> Exercise instructions
In the material below, find every line containing "this" and copy that line.

> Supplied material
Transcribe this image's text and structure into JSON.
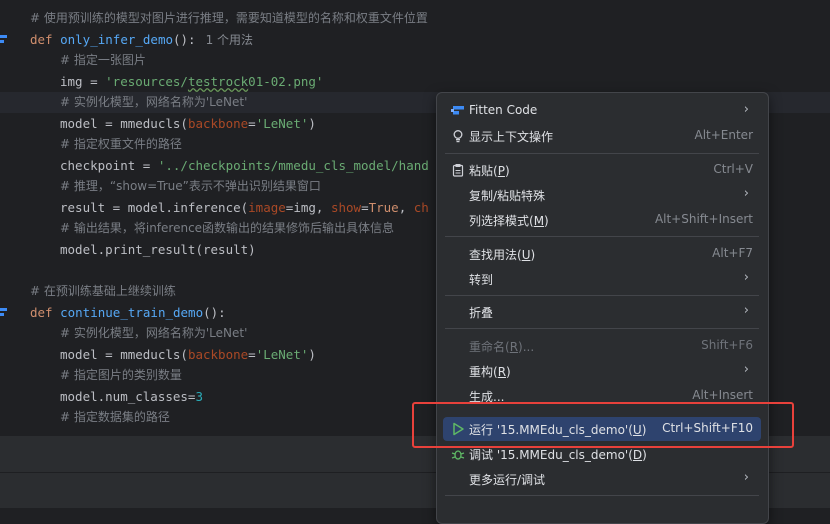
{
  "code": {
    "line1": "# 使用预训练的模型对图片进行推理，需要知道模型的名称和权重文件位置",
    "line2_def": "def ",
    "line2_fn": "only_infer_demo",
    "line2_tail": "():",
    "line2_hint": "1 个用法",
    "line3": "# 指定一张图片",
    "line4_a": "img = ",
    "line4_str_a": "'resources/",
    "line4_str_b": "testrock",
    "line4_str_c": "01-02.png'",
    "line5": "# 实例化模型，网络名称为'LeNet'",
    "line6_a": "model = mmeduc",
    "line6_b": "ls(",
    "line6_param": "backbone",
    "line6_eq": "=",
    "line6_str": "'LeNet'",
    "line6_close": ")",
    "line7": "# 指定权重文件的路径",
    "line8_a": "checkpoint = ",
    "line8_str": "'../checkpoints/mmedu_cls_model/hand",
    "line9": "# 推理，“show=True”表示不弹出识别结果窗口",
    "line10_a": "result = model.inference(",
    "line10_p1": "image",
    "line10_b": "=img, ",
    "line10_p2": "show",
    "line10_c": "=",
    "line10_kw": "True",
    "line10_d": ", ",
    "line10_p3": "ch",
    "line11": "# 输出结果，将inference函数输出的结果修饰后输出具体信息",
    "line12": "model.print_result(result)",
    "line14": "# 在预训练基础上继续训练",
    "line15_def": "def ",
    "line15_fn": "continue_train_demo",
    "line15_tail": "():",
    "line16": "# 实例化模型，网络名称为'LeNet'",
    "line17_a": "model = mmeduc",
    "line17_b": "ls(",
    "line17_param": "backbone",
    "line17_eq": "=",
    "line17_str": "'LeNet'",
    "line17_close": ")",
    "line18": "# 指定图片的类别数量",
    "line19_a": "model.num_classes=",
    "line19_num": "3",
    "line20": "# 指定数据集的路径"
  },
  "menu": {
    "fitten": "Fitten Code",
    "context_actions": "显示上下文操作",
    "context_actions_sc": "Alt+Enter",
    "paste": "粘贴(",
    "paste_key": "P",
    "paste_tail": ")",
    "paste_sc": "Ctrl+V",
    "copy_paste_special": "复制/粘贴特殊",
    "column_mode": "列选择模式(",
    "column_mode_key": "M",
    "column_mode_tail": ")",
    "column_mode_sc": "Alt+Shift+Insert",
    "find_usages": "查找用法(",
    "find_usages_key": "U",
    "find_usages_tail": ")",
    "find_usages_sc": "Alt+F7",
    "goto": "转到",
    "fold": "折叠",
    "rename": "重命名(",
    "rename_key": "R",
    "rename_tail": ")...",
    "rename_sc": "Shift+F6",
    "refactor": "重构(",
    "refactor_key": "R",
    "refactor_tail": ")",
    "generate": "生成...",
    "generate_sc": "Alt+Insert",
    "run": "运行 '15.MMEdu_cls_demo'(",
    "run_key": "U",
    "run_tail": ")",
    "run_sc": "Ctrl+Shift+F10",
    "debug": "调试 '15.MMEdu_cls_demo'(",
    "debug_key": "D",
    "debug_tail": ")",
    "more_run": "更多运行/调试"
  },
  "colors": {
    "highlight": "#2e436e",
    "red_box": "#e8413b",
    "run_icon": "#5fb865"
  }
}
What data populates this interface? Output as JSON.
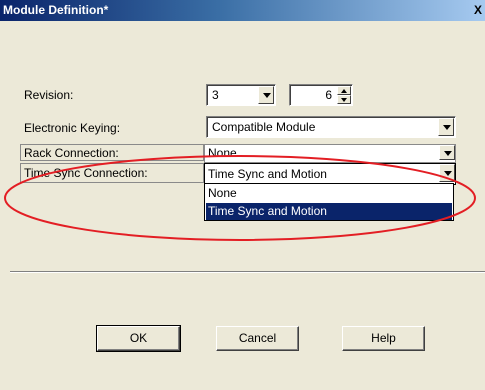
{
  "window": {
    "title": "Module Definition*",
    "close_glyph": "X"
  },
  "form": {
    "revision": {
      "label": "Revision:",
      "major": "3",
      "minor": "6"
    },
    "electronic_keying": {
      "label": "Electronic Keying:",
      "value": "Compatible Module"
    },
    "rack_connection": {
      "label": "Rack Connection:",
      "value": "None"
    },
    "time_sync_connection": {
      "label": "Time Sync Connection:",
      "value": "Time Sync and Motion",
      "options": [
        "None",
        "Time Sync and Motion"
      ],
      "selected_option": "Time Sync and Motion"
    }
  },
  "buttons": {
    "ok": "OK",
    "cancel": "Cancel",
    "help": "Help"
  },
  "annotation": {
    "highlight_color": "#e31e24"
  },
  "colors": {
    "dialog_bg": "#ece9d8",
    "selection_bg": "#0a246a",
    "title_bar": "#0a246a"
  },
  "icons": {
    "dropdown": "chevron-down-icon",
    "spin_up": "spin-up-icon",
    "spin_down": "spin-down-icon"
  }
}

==

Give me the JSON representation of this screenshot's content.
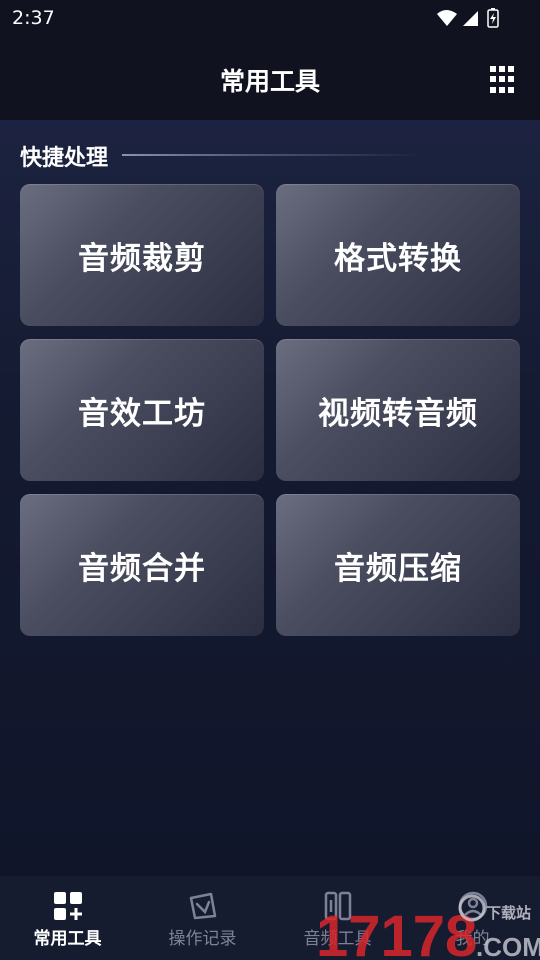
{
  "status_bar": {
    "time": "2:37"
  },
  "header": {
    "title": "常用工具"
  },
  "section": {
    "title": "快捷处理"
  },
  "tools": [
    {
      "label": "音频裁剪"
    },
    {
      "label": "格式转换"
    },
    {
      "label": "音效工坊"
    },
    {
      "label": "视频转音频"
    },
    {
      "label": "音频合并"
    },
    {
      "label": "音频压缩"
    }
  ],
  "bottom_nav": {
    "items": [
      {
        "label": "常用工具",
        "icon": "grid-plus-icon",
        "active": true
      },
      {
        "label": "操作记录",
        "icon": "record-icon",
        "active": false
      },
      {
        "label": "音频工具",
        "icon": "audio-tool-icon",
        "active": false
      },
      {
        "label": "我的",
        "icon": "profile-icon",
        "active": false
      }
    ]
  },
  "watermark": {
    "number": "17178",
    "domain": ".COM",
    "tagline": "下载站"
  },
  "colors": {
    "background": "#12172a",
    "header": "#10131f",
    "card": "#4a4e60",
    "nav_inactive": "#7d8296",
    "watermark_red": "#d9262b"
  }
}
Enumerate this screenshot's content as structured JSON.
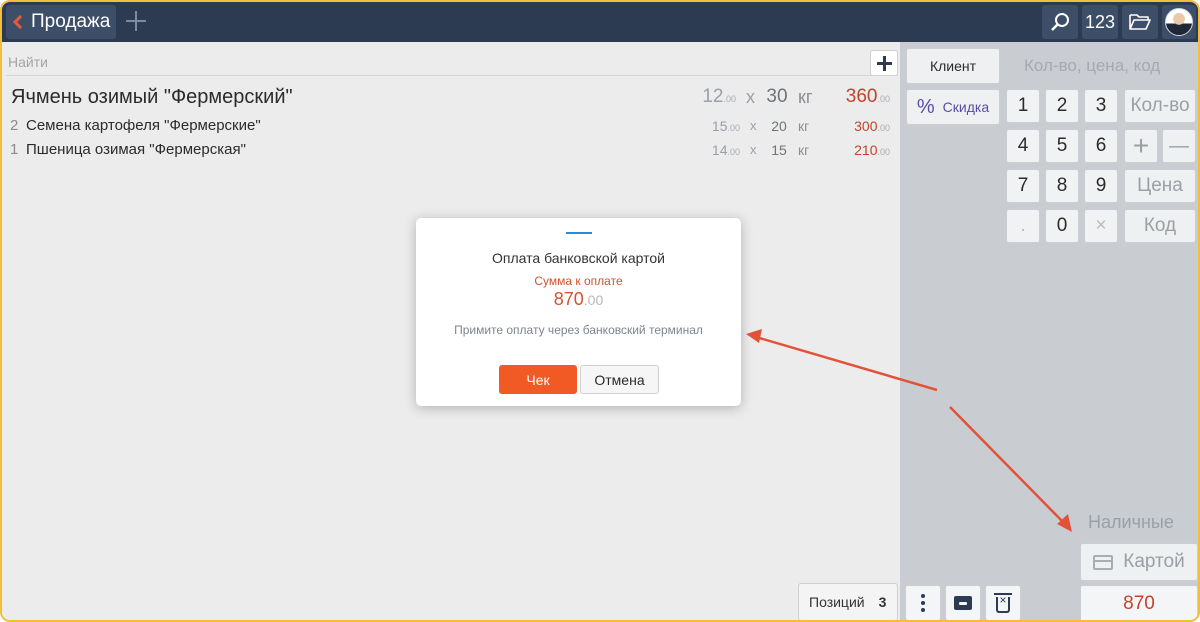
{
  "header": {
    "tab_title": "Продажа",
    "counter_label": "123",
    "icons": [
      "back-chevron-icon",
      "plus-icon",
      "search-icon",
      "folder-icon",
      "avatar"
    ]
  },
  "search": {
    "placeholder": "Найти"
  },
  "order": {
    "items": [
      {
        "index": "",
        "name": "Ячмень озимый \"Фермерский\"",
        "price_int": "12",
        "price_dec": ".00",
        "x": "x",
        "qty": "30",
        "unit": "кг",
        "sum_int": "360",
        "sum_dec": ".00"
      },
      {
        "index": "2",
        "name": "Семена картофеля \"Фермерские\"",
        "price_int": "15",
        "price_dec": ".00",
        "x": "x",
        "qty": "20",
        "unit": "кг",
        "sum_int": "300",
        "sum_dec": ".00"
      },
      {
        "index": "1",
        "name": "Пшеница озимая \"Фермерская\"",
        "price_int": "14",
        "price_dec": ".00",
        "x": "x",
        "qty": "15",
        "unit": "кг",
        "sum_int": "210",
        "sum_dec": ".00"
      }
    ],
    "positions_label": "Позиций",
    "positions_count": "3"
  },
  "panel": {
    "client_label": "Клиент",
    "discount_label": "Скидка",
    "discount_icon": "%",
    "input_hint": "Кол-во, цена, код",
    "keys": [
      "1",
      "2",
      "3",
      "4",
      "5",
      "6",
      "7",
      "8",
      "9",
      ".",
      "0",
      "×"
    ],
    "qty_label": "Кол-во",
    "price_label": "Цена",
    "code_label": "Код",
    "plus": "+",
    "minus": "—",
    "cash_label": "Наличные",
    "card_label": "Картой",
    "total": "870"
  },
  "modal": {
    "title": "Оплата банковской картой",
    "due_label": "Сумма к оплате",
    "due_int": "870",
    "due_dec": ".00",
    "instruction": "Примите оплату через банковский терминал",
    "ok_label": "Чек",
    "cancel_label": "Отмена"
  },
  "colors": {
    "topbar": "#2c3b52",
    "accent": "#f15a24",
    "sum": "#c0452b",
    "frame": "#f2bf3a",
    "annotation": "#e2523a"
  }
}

> Output of the task
Transcribe this image's text and structure into JSON.
What data populates this interface? Output as JSON.
Give me the JSON representation of this screenshot's content.
Enumerate this screenshot's content as structured JSON.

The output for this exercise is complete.